Thanksgiving Day is awash in sentiment, but gratitude is not a sentiment. It’s a virtue. It’s certainly nice, but it is more than a feeling or an emotion. Properly understood, gratitude is hard because it entails both an admission and a demand.
A genuine sense of gratitude is rooted in the realization that when I think about all that I am, all that I have and all that I might have achieved, I cannot claim to have done any of this by myself. None of us is really “self-made.” We must all acknowledge the importance of the help, advice, comfort and loyalty that came from others.
Gratitude can flow not only to individuals but also to a family, a neighborhood, a society or a nation. We don’t choose the family into which we are born or the environment our parents fostered. If we’re generally happy, might our disposition owe at least in part to our upbringing, or perhaps even to accidental genetic forces? If we belong to a once-oppressed group, we are in debt to those who waged battles to bring us closer to equal treatment. We enjoy a natural world that was conserved for us, even if it has sometimes been despoiled.
Gratitude means remembering that only immigrants can say that they chose the country in which they live. If we are citizens of a free and democratic land, we did not erect the institutions that make it so. And those of us who now enjoy these gifts did not sacrifice our lives for them, as many before us did.
It seems fair to assume that gratitude may come more easily to those who are religious. The religious person, after all, sees the universe and everything in it as having been set in motion by a benevolent deity. This is why humility is a virtue preached, in one way or another, by nearly every religious tradition — even if religious people do not always practice it, and even if many non-religious people do.
Gratitude is built into the very structure of most forms of faith. Offering thanks is probably the second most common prayer, the first being requests that God might grant us some favor or save us from some evil. The Lord’s Prayer is instructive here.
But religious gratitude is neither automatic nor obvious. Many who are poor and disenfranchised regularly thank God for blessings, even when so much about their lives seems cursed. Perhaps those for whom life can be so fragile are more inclined than the privileged to be grateful when things do not fly apart entirely.
And for the fortunate person, religious gratitude can be deformed by arrogance or challenged by doubt. Someone who is lucky and thanks God for his fortune may not even consider why God might have left so many across town or on the other side of the world to live in despair. And the religious soul who does ponder such injustices must ask why a loving God has not simply delivered everyone already.
John F. Kennedy, whose life we celebrated and whose death we mourned again last week, offered a theologically ambiguous but highly useful injunction. It could be read as the testimony of a serious believer or as signaling, at best, faith in a very distant God. “Here on earth,” Kennedy said in his inaugural address, “God’s work must truly be our own.”
Kennedy was saying to the religious and non-religious alike that making the world more godly is not a task we can delegate. Harvey Cox, the theologian and my old teacher, was much taken by Kennedy and argued that the original sin in the Garden of Eden story was not pride but sloth. In his 1967 book “On Not Leaving It to the Snake,” Cox insisted that Adam and Eve erred by failing to take responsibility. They left the most important decision of their lives to a serpent.

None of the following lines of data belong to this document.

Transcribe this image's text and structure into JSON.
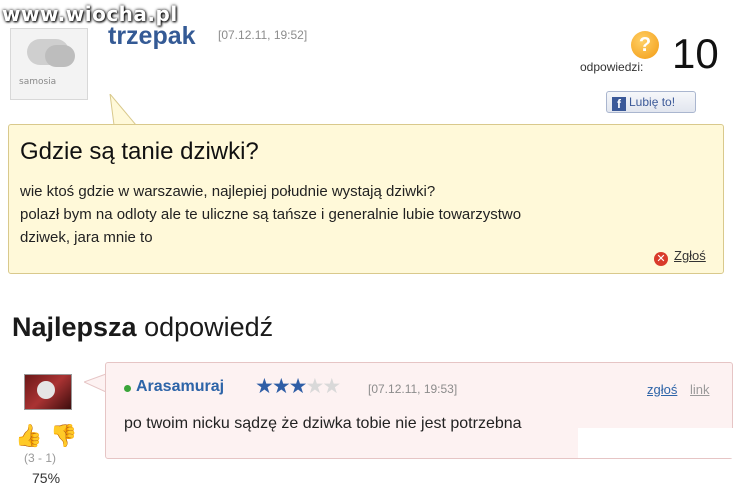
{
  "watermark": "www.wiocha.pl",
  "avatar_site": "samosia",
  "question": {
    "author": "trzepak",
    "date": "[07.12.11, 19:52]",
    "answers_label": "odpowiedzi:",
    "answers_count": "10",
    "like_label": "Lubię to!",
    "title": "Gdzie są tanie dziwki?",
    "body_lines": [
      "wie ktoś gdzie w warszawie, najlepiej południe wystają dziwki?",
      "polazł bym na odloty ale te uliczne są tańsze i generalnie lubie towarzystwo",
      "dziwek, jara mnie to"
    ],
    "report_label": "Zgłoś"
  },
  "best_answer": {
    "heading_bold": "Najlepsza",
    "heading_rest": "odpowiedź",
    "author": "Arasamuraj",
    "rating_stars": 3,
    "max_stars": 5,
    "date": "[07.12.11, 19:53]",
    "report_label": "zgłoś",
    "link_label": "link",
    "text": "po twoim nicku sądzę że dziwka tobie nie jest potrzebna",
    "votes": "(3 - 1)",
    "percent": "75%"
  },
  "icons": {
    "question": "question-mark-icon",
    "facebook": "facebook-icon",
    "report": "report-icon",
    "thumbs_up": "thumbs-up-icon",
    "thumbs_down": "thumbs-down-icon"
  }
}
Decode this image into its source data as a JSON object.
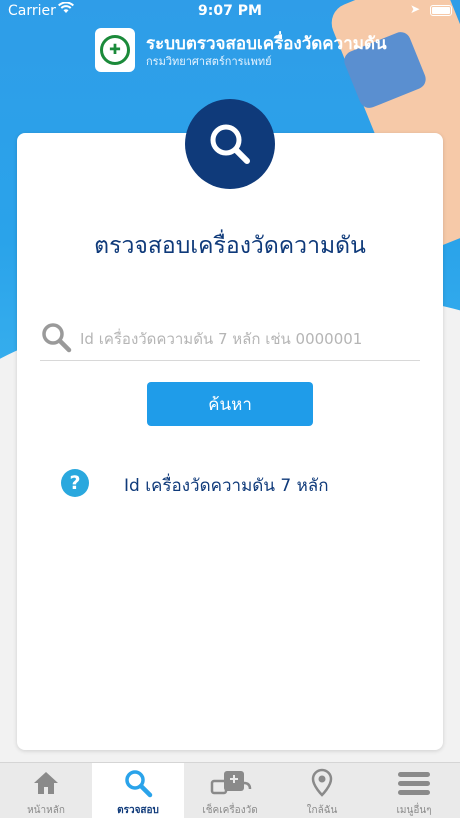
{
  "status_bar": {
    "carrier": "Carrier",
    "time": "9:07 PM"
  },
  "header": {
    "title": "ระบบตรวจสอบเครื่องวัดความดัน",
    "subtitle": "กรมวิทยาศาสตร์การแพทย์"
  },
  "card": {
    "title": "ตรวจสอบเครื่องวัดความดัน",
    "search_placeholder": "Id เครื่องวัดความดัน 7 หลัก เช่น 0000001",
    "search_value": "",
    "search_button": "ค้นหา",
    "help_text": "Id เครื่องวัดความดัน 7 หลัก"
  },
  "tabs": [
    {
      "label": "หน้าหลัก",
      "icon": "home-icon",
      "active": false
    },
    {
      "label": "ตรวจสอบ",
      "icon": "search-icon",
      "active": true
    },
    {
      "label": "เช็คเครื่องวัด",
      "icon": "bp-monitor-icon",
      "active": false
    },
    {
      "label": "ใกล้ฉัน",
      "icon": "location-pin-icon",
      "active": false
    },
    {
      "label": "เมนูอื่นๆ",
      "icon": "menu-icon",
      "active": false
    }
  ],
  "colors": {
    "primary_blue": "#2f9de8",
    "navy": "#0f3a7a",
    "button_blue": "#1f9ce9",
    "help_icon": "#2aa8de"
  }
}
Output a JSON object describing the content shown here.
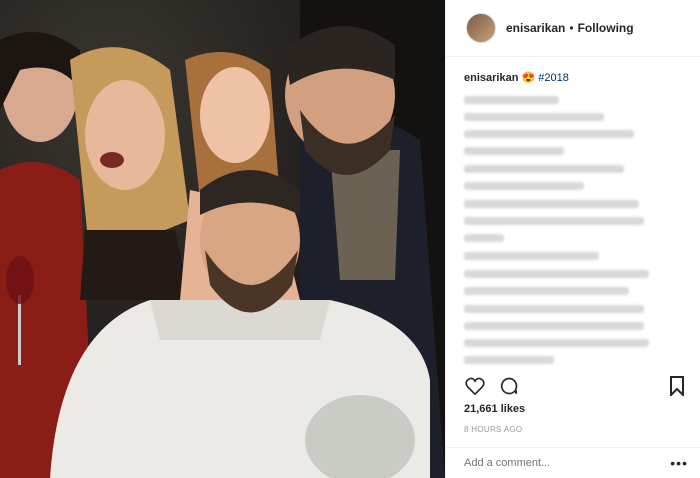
{
  "post": {
    "username": "enisarikan",
    "separator": "•",
    "follow_status": "Following",
    "caption": {
      "username": "enisarikan",
      "emoji": "😍",
      "hashtag": "#2018"
    },
    "likes": "21,661 likes",
    "timestamp": "8 HOURS AGO",
    "comment_placeholder": "Add a comment...",
    "more_label": "•••"
  },
  "icons": {
    "like": "heart-icon",
    "comment": "comment-bubble-icon",
    "save": "bookmark-icon",
    "more": "more-options-icon"
  },
  "colors": {
    "text": "#262626",
    "muted": "#999999",
    "border": "#efefef",
    "hashtag": "#003569"
  }
}
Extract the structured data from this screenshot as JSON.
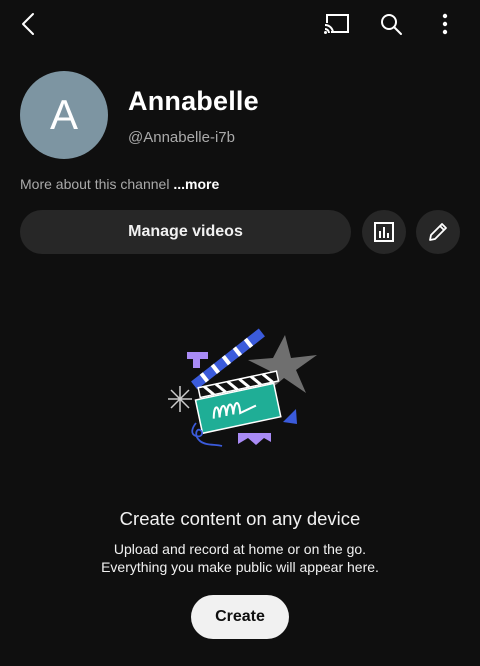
{
  "topbar": {
    "back_icon": "chevron-left-icon",
    "cast_icon": "cast-icon",
    "search_icon": "search-icon",
    "more_icon": "more-vert-icon"
  },
  "channel": {
    "avatar_letter": "A",
    "avatar_color": "#7d95a2",
    "name": "Annabelle",
    "handle": "@Annabelle-i7b",
    "about_text": "More about this channel",
    "about_more": "...more"
  },
  "actions": {
    "manage_label": "Manage videos",
    "analytics_icon": "analytics-icon",
    "edit_icon": "pencil-icon"
  },
  "empty_state": {
    "illustration": "clapperboard-illustration",
    "title": "Create content on any device",
    "desc_line1": "Upload and record at home or on the go.",
    "desc_line2": "Everything you make public will appear here.",
    "create_label": "Create"
  },
  "colors": {
    "background": "#0f0f0f",
    "surface": "#272727",
    "accent_teal": "#1fae96",
    "accent_purple": "#9f7aea",
    "accent_blue": "#3b5bdb"
  }
}
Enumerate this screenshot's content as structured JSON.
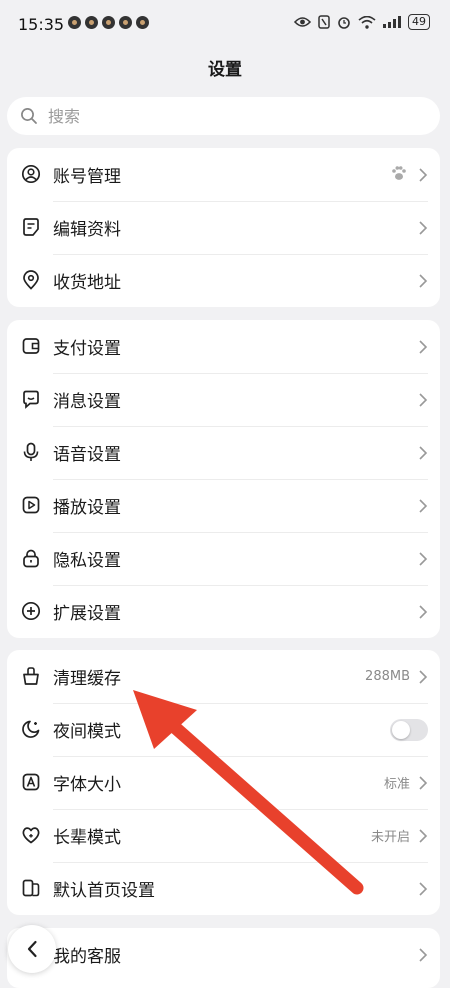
{
  "status_bar": {
    "time": "15:35",
    "battery": "49"
  },
  "header": {
    "title": "设置"
  },
  "search": {
    "placeholder": "搜索"
  },
  "group1": [
    {
      "label": "账号管理",
      "icon": "user-circle-icon",
      "badge": "paw-icon"
    },
    {
      "label": "编辑资料",
      "icon": "edit-note-icon"
    },
    {
      "label": "收货地址",
      "icon": "location-pin-icon"
    }
  ],
  "group2": [
    {
      "label": "支付设置",
      "icon": "wallet-icon"
    },
    {
      "label": "消息设置",
      "icon": "chat-bubble-icon"
    },
    {
      "label": "语音设置",
      "icon": "microphone-icon"
    },
    {
      "label": "播放设置",
      "icon": "play-icon"
    },
    {
      "label": "隐私设置",
      "icon": "lock-icon"
    },
    {
      "label": "扩展设置",
      "icon": "plus-circle-icon"
    }
  ],
  "group3": [
    {
      "label": "清理缓存",
      "value": "288MB",
      "icon": "broom-icon"
    },
    {
      "label": "夜间模式",
      "toggle": false,
      "icon": "moon-icon"
    },
    {
      "label": "字体大小",
      "value": "标准",
      "icon": "font-a-icon"
    },
    {
      "label": "长辈模式",
      "value": "未开启",
      "icon": "heart-icon"
    },
    {
      "label": "默认首页设置",
      "icon": "home-page-icon"
    }
  ],
  "group4": [
    {
      "label": "我的客服",
      "icon": "headset-icon"
    }
  ],
  "colors": {
    "background": "#f1f1f3",
    "card": "#ffffff",
    "annotation_arrow": "#e8412c"
  }
}
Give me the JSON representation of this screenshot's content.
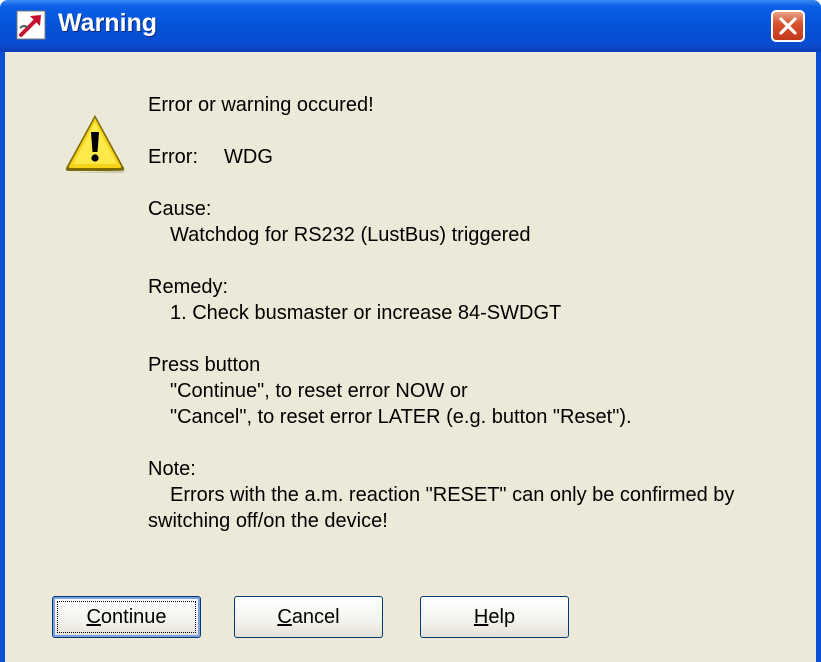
{
  "window": {
    "title": "Warning",
    "colors": {
      "titlebar": "#0553d8",
      "client": "#ece9d8",
      "close": "#d9532f"
    }
  },
  "message": {
    "line1": "Error or warning occured!",
    "error_label": "Error:",
    "error_value": "WDG",
    "cause_label": "Cause:",
    "cause_text": "Watchdog for RS232 (LustBus) triggered",
    "remedy_label": "Remedy:",
    "remedy_text": "1. Check busmaster or increase 84-SWDGT",
    "press_label": "Press button",
    "press_line1": "\"Continue\", to reset error NOW or",
    "press_line2": "\"Cancel\", to reset error LATER (e.g. button \"Reset\").",
    "note_label": "Note:",
    "note_line1": "Errors with the a.m. reaction \"RESET\" can only be confirmed by",
    "note_line2": "switching off/on the device!"
  },
  "buttons": {
    "continue": {
      "first": "C",
      "rest": "ontinue"
    },
    "cancel": {
      "first": "C",
      "rest": "ancel"
    },
    "help": {
      "first": "H",
      "rest": "elp"
    }
  },
  "icons": {
    "title": "app-arrow-icon",
    "warning": "warning-icon",
    "close": "close-icon"
  }
}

A call to responsibility lies at the heart of gratitude. If faith without works is dead, gratitude without generosity of spirit is empty. By reminding us of how much we owe to others, or to social arrangements, or to fate, or to God, gratitude creates an obligation to repay our debts by repairing injustices and reaching out to those whom luck has failed. Gratitude is a response to acts of love. It demands more of the same — nothing more, nothing less.